See supplementary advice on conservation objectives for this site, which aim to describe the range of ecological attributes that are most likely to contribute to a site’s overall integrity.

Last updated: 13th March 2020

Advice on Operations

See the advice on operations for this site to view information on the sensitivity of features in this site to the pressures exerted by different activities.

Last updated: 13th March 2020

Feature Condition

In 2016, Natural England trialled and rolled out a new Marine Protected Area (MPA) condition assessment methodology that provides robust results and information on the condition of marine features designated within MPAs in England. With guidance from National teams and using all available evidence and condition monitoring data, Area Teams conduct these assessments following a standardised approach that assesses if the feature and sub feature conservation targets set for each MPA have been met.

To date, condition assessments have been completed for a number of features in a range of marine Special Areas of Conservation (SACs) by the National and Area Teams. Further marine habitat features in SACs and other MPAs will continue to be assessed in the future. The new method can now also be applied to complete habitat and species condition assessments for other MPAs in England, whilst still meeting the different processes in place to report on the results of condition of features in Marine Conservation Zones (MCZs) and Special Protection Areas (SPAs). Different processes are currently in place to decide and report on the condition of non-marine habitat and species features of SACs.
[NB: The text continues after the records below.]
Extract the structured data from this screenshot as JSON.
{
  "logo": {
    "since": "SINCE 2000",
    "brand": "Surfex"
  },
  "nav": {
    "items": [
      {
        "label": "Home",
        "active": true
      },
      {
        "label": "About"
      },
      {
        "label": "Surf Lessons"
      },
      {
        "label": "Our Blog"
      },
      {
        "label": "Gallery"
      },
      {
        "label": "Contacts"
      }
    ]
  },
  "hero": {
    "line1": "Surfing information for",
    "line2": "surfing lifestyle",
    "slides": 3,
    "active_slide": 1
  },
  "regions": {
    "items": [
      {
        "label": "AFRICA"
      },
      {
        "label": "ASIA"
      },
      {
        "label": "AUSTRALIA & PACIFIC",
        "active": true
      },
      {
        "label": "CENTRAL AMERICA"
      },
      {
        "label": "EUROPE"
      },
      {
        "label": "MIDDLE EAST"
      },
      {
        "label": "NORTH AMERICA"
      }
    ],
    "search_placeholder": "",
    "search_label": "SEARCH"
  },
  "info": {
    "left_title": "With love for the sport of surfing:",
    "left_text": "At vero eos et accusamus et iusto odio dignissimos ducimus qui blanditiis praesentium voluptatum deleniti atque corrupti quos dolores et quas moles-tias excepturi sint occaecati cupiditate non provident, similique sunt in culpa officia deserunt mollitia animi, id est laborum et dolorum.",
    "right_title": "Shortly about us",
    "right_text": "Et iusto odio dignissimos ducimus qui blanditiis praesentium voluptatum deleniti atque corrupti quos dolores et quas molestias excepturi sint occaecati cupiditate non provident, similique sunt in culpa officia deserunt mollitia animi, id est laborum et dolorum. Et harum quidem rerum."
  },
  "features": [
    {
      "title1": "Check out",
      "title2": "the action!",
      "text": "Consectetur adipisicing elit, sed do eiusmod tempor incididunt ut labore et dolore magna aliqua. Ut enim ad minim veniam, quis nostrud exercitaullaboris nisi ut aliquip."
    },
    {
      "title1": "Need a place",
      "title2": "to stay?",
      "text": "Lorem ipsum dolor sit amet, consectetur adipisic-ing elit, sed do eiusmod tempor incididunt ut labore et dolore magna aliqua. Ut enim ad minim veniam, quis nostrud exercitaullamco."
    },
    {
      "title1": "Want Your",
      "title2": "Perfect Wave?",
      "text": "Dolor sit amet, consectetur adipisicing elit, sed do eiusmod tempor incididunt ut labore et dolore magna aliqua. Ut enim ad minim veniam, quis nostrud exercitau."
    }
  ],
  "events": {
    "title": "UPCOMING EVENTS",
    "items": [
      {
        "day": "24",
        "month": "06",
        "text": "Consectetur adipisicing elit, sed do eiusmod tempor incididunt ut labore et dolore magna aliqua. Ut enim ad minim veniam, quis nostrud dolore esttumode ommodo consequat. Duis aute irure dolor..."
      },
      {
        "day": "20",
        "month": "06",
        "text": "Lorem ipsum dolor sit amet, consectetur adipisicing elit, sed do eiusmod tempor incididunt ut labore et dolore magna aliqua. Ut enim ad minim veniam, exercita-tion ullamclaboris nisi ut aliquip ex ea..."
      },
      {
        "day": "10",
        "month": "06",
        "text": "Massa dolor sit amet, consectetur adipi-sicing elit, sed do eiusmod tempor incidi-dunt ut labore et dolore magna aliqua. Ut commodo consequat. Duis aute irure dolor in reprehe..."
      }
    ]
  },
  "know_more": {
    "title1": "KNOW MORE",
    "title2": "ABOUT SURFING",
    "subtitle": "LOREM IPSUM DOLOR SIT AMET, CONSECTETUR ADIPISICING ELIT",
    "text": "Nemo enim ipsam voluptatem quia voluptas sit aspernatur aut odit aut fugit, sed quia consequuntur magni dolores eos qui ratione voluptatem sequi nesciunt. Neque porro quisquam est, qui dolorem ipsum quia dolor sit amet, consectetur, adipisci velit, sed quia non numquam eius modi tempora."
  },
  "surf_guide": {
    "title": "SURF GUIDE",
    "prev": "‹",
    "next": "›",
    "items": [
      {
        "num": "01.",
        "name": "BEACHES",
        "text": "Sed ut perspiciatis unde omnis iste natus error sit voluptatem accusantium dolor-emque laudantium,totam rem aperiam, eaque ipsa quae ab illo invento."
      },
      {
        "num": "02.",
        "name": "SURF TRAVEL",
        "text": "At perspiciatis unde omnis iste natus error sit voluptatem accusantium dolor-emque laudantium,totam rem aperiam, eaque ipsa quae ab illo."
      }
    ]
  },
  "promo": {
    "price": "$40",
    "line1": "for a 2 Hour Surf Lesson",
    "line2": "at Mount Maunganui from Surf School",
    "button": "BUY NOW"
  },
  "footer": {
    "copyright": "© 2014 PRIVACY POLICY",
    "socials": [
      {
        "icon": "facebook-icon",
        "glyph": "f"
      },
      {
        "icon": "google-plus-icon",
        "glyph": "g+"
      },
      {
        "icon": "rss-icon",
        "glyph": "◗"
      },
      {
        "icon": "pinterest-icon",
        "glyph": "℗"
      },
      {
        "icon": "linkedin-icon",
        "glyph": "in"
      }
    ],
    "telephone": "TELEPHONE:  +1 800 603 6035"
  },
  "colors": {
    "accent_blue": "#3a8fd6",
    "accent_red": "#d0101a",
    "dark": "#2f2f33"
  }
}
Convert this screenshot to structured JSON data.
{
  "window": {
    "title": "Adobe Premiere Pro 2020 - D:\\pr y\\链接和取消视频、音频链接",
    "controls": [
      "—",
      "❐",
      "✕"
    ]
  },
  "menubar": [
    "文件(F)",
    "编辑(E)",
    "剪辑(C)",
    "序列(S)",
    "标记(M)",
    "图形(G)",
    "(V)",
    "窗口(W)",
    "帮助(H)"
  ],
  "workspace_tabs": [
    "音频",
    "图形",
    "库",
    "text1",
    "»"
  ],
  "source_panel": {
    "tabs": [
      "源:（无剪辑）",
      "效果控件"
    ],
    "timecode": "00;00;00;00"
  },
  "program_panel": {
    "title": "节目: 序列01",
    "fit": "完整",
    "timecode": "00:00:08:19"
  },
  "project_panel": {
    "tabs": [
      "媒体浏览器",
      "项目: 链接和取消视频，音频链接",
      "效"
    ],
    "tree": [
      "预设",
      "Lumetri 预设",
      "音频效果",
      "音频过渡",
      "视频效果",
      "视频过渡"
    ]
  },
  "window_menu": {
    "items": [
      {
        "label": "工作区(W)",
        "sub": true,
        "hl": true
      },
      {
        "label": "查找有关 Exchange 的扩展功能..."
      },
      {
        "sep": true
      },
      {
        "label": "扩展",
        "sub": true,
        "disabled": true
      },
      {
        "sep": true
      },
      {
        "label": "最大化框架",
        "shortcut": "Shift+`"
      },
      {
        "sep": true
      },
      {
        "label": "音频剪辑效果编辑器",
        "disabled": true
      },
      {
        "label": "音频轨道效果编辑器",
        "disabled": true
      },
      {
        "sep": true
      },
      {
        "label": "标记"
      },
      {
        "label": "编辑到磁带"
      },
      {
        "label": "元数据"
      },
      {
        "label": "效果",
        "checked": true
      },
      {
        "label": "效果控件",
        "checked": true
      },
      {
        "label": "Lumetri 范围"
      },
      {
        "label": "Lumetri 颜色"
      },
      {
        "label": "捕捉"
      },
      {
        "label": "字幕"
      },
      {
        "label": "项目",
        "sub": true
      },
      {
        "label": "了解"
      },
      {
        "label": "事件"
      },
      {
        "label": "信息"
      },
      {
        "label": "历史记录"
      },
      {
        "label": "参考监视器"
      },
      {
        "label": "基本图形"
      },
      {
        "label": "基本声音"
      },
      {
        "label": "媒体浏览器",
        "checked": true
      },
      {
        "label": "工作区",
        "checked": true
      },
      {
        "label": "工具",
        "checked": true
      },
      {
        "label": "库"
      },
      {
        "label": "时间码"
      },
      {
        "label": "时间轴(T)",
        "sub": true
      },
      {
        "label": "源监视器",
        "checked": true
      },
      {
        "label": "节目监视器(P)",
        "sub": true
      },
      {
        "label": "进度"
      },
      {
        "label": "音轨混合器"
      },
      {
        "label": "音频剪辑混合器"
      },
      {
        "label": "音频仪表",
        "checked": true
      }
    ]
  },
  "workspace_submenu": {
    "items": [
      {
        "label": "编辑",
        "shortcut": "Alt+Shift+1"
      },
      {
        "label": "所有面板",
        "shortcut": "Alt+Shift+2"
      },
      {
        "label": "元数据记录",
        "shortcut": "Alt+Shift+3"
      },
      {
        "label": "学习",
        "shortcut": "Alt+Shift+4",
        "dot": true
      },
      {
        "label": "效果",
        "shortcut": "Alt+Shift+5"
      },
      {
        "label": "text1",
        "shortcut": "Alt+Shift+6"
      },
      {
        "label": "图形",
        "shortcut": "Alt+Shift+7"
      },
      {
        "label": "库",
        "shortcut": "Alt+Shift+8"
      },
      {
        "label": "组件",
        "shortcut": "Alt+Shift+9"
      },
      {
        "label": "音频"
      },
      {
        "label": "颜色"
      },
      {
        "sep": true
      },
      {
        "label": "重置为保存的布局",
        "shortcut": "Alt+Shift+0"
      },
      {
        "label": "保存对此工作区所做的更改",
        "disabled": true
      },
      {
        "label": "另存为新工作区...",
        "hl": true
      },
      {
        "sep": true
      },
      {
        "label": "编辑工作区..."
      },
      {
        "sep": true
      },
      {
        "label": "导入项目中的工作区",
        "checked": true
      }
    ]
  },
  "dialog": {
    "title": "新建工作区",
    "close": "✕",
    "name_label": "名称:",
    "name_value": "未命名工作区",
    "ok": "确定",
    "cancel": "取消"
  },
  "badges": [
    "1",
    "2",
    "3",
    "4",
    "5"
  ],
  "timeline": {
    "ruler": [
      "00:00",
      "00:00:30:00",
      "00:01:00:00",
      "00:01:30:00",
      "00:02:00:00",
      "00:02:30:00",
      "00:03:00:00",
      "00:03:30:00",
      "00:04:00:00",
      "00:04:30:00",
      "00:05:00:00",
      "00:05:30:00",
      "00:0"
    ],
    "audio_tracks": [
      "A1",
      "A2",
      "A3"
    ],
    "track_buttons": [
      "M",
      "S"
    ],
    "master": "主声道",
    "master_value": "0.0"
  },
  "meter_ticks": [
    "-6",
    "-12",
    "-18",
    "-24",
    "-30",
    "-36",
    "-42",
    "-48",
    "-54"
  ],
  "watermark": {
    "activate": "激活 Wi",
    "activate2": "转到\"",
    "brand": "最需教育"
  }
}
The main part of the assessment process is directly undertaken and stored here on Natural England’s Designated Sites View. The details for the most recent assessments of this site can be found here.

Management measures

If you are carrying out an environmental assessment, planning an operation or assessing an operation or proposal, it is important to consult with the following organisations where applicable. To find out if any management measures, byelaws or other restrictions apply to your activity see the management measure page or you can use the following links for more information.

The Marine Management Organisation license, regulate and plan marine activities in the seas around England and Wales so that they’re carried out in a sustainable way.
Environment Agency are responsible for regulating major industry and waste, water quality and resources, fisheries, inland river, estuary and harbour navigations, conservation and ecology.
Offshore Petroleum Regulator for the Environment and Decommissioning (OPRED) regulates oil and gas, CCS and gas storage activities in the marine environment.

Further information

For further information relating to this designated site you can refer to the following resources:
Site specific information: Other information:
For further information about this site contact: Natural England enquiries Telephone: 0300 060 3900. Email: